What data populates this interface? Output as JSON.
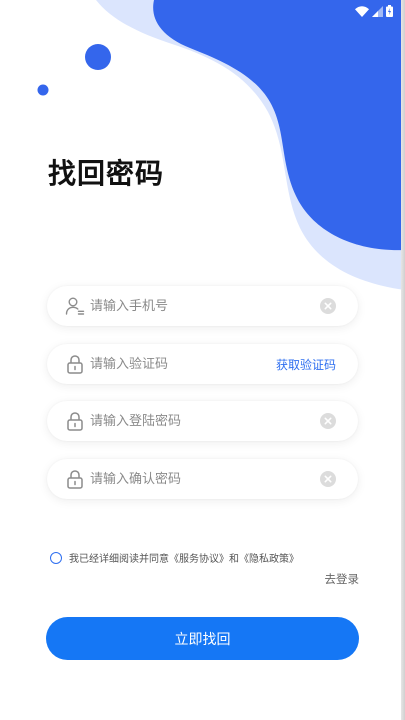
{
  "title": "找回密码",
  "colors": {
    "primary_blue": "#3466ec",
    "light_blue": "#dbe5fd",
    "button_blue": "#1577f5"
  },
  "status_bar": {
    "icons": [
      "wifi-icon",
      "signal-icon",
      "battery-icon"
    ]
  },
  "form": {
    "phone": {
      "placeholder": "请输入手机号",
      "icon": "user-icon",
      "trailing_icon": "clear-icon"
    },
    "code": {
      "placeholder": "请输入验证码",
      "icon": "lock-icon",
      "action_label": "获取验证码"
    },
    "password": {
      "placeholder": "请输入登陆密码",
      "icon": "lock-icon",
      "trailing_icon": "clear-icon"
    },
    "confirm": {
      "placeholder": "请输入确认密码",
      "icon": "lock-icon",
      "trailing_icon": "clear-icon"
    }
  },
  "agreement": {
    "prefix": "我已经详细阅读并同意",
    "service_link": "《服务协议》",
    "joiner": "和",
    "privacy_link": "《隐私政策》",
    "checked": false
  },
  "goto_login_label": "去登录",
  "submit_label": "立即找回"
}
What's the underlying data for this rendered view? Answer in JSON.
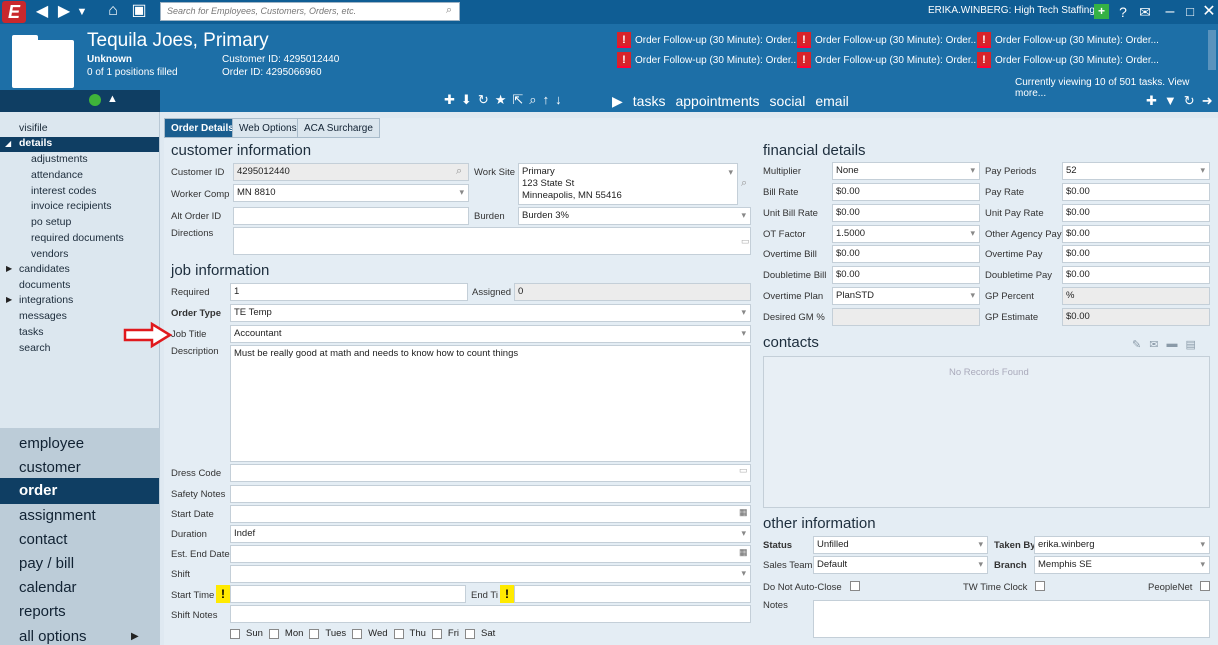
{
  "topbar": {
    "logo": "E",
    "search_placeholder": "Search for Employees, Customers, Orders, etc.",
    "user": "ERIKA.WINBERG: High Tech Staffing"
  },
  "header": {
    "title": "Tequila Joes, Primary",
    "status": "Unknown",
    "positions": "0 of 1 positions filled",
    "customer_id": "Customer ID: 4295012440",
    "order_id": "Order ID: 4295066960"
  },
  "alerts": [
    "Order Follow-up (30 Minute): Order...",
    "Order Follow-up (30 Minute): Order...",
    "Order Follow-up (30 Minute): Order...",
    "Order Follow-up (30 Minute): Order...",
    "Order Follow-up (30 Minute): Order...",
    "Order Follow-up (30 Minute): Order..."
  ],
  "tasks_viewing": "Currently viewing 10 of 501 tasks. View more...",
  "tasknav": [
    "tasks",
    "appointments",
    "social",
    "email"
  ],
  "sidebar": {
    "items": [
      "visifile",
      "details",
      "adjustments",
      "attendance",
      "interest codes",
      "invoice recipients",
      "po setup",
      "required documents",
      "vendors",
      "candidates",
      "documents",
      "integrations",
      "messages",
      "tasks",
      "search"
    ]
  },
  "mainnav": [
    "employee",
    "customer",
    "order",
    "assignment",
    "contact",
    "pay / bill",
    "calendar",
    "reports",
    "all options"
  ],
  "tabs": [
    "Order Details",
    "Web Options",
    "ACA Surcharge"
  ],
  "customer_info": {
    "heading": "customer information",
    "customer_id_label": "Customer ID",
    "customer_id": "4295012440",
    "worker_comp_label": "Worker Comp",
    "worker_comp": "MN 8810",
    "alt_order_label": "Alt Order ID",
    "directions_label": "Directions",
    "work_site_label": "Work Site",
    "work_site_1": "Primary",
    "work_site_2": "123 State St",
    "work_site_3": "Minneapolis, MN 55416",
    "burden_label": "Burden",
    "burden": "Burden 3%"
  },
  "job_info": {
    "heading": "job information",
    "required_label": "Required",
    "required": "1",
    "assigned_label": "Assigned",
    "assigned": "0",
    "order_type_label": "Order Type",
    "order_type": "TE  Temp",
    "job_title_label": "Job Title",
    "job_title": "Accountant",
    "description_label": "Description",
    "description": "Must be really good at math and needs to know how to count things",
    "dress_code_label": "Dress Code",
    "safety_label": "Safety Notes",
    "start_date_label": "Start Date",
    "duration_label": "Duration",
    "duration": "Indef",
    "est_end_label": "Est. End Date",
    "shift_label": "Shift",
    "start_time_label": "Start Time",
    "end_time_label": "End Ti",
    "shift_notes_label": "Shift Notes",
    "days": [
      "Sun",
      "Mon",
      "Tues",
      "Wed",
      "Thu",
      "Fri",
      "Sat"
    ]
  },
  "financial": {
    "heading": "financial details",
    "rows": [
      [
        "Multiplier",
        "None",
        "Pay Periods",
        "52"
      ],
      [
        "Bill Rate",
        "$0.00",
        "Pay Rate",
        "$0.00"
      ],
      [
        "Unit Bill Rate",
        "$0.00",
        "Unit Pay Rate",
        "$0.00"
      ],
      [
        "OT Factor",
        "1.5000",
        "Other Agency Pay",
        "$0.00"
      ],
      [
        "Overtime Bill",
        "$0.00",
        "Overtime Pay",
        "$0.00"
      ],
      [
        "Doubletime Bill",
        "$0.00",
        "Doubletime Pay",
        "$0.00"
      ],
      [
        "Overtime Plan",
        "PlanSTD",
        "GP Percent",
        "%"
      ],
      [
        "Desired GM %",
        "",
        "GP Estimate",
        "$0.00"
      ]
    ]
  },
  "contacts": {
    "heading": "contacts",
    "empty": "No Records Found"
  },
  "other": {
    "heading": "other information",
    "status_label": "Status",
    "status": "Unfilled",
    "taken_by_label": "Taken By",
    "taken_by": "erika.winberg",
    "sales_team_label": "Sales Team",
    "sales_team": "Default",
    "branch_label": "Branch",
    "branch": "Memphis SE",
    "auto_close_label": "Do Not Auto-Close",
    "tw_label": "TW Time Clock",
    "peoplenet_label": "PeopleNet",
    "notes_label": "Notes"
  }
}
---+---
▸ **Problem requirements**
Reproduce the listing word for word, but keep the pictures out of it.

▸ **Your response**
What data populates this interface? Output as JSON.
{
  "title": "找回密码",
  "colors": {
    "primary_blue": "#3466ec",
    "light_blue": "#dbe5fd",
    "button_blue": "#1577f5"
  },
  "status_bar": {
    "icons": [
      "wifi-icon",
      "signal-icon",
      "battery-icon"
    ]
  },
  "form": {
    "phone": {
      "placeholder": "请输入手机号",
      "icon": "user-icon",
      "trailing_icon": "clear-icon"
    },
    "code": {
      "placeholder": "请输入验证码",
      "icon": "lock-icon",
      "action_label": "获取验证码"
    },
    "password": {
      "placeholder": "请输入登陆密码",
      "icon": "lock-icon",
      "trailing_icon": "clear-icon"
    },
    "confirm": {
      "placeholder": "请输入确认密码",
      "icon": "lock-icon",
      "trailing_icon": "clear-icon"
    }
  },
  "agreement": {
    "prefix": "我已经详细阅读并同意",
    "service_link": "《服务协议》",
    "joiner": "和",
    "privacy_link": "《隐私政策》",
    "checked": false
  },
  "goto_login_label": "去登录",
  "submit_label": "立即找回"
}
What's the underlying data for this rendered view? Answer in JSON.
{
  "topbar": {
    "logo": "E",
    "search_placeholder": "Search for Employees, Customers, Orders, etc.",
    "user": "ERIKA.WINBERG: High Tech Staffing"
  },
  "header": {
    "title": "Tequila Joes, Primary",
    "status": "Unknown",
    "positions": "0 of 1 positions filled",
    "customer_id": "Customer ID: 4295012440",
    "order_id": "Order ID: 4295066960"
  },
  "alerts": [
    "Order Follow-up (30 Minute): Order...",
    "Order Follow-up (30 Minute): Order...",
    "Order Follow-up (30 Minute): Order...",
    "Order Follow-up (30 Minute): Order...",
    "Order Follow-up (30 Minute): Order...",
    "Order Follow-up (30 Minute): Order..."
  ],
  "tasks_viewing": "Currently viewing 10 of 501 tasks. View more...",
  "tasknav": [
    "tasks",
    "appointments",
    "social",
    "email"
  ],
  "sidebar": {
    "items": [
      "visifile",
      "details",
      "adjustments",
      "attendance",
      "interest codes",
      "invoice recipients",
      "po setup",
      "required documents",
      "vendors",
      "candidates",
      "documents",
      "integrations",
      "messages",
      "tasks",
      "search"
    ]
  },
  "mainnav": [
    "employee",
    "customer",
    "order",
    "assignment",
    "contact",
    "pay / bill",
    "calendar",
    "reports",
    "all options"
  ],
  "tabs": [
    "Order Details",
    "Web Options",
    "ACA Surcharge"
  ],
  "customer_info": {
    "heading": "customer information",
    "customer_id_label": "Customer ID",
    "customer_id": "4295012440",
    "worker_comp_label": "Worker Comp",
    "worker_comp": "MN 8810",
    "alt_order_label": "Alt Order ID",
    "directions_label": "Directions",
    "work_site_label": "Work Site",
    "work_site_1": "Primary",
    "work_site_2": "123 State St",
    "work_site_3": "Minneapolis, MN 55416",
    "burden_label": "Burden",
    "burden": "Burden 3%"
  },
  "job_info": {
    "heading": "job information",
    "required_label": "Required",
    "required": "1",
    "assigned_label": "Assigned",
    "assigned": "0",
    "order_type_label": "Order Type",
    "order_type": "TE  Temp",
    "job_title_label": "Job Title",
    "job_title": "Accountant",
    "description_label": "Description",
    "description": "Must be really good at math and needs to know how to count things",
    "dress_code_label": "Dress Code",
    "safety_label": "Safety Notes",
    "start_date_label": "Start Date",
    "duration_label": "Duration",
    "duration": "Indef",
    "est_end_label": "Est. End Date",
    "shift_label": "Shift",
    "start_time_label": "Start Time",
    "end_time_label": "End Ti",
    "shift_notes_label": "Shift Notes",
    "days": [
      "Sun",
      "Mon",
      "Tues",
      "Wed",
      "Thu",
      "Fri",
      "Sat"
    ]
  },
  "financial": {
    "heading": "financial details",
    "rows": [
      [
        "Multiplier",
        "None",
        "Pay Periods",
        "52"
      ],
      [
        "Bill Rate",
        "$0.00",
        "Pay Rate",
        "$0.00"
      ],
      [
        "Unit Bill Rate",
        "$0.00",
        "Unit Pay Rate",
        "$0.00"
      ],
      [
        "OT Factor",
        "1.5000",
        "Other Agency Pay",
        "$0.00"
      ],
      [
        "Overtime Bill",
        "$0.00",
        "Overtime Pay",
        "$0.00"
      ],
      [
        "Doubletime Bill",
        "$0.00",
        "Doubletime Pay",
        "$0.00"
      ],
      [
        "Overtime Plan",
        "PlanSTD",
        "GP Percent",
        "%"
      ],
      [
        "Desired GM %",
        "",
        "GP Estimate",
        "$0.00"
      ]
    ]
  },
  "contacts": {
    "heading": "contacts",
    "empty": "No Records Found"
  },
  "other": {
    "heading": "other information",
    "status_label": "Status",
    "status": "Unfilled",
    "taken_by_label": "Taken By",
    "taken_by": "erika.winberg",
    "sales_team_label": "Sales Team",
    "sales_team": "Default",
    "branch_label": "Branch",
    "branch": "Memphis SE",
    "auto_close_label": "Do Not Auto-Close",
    "tw_label": "TW Time Clock",
    "peoplenet_label": "PeopleNet",
    "notes_label": "Notes"
  }
}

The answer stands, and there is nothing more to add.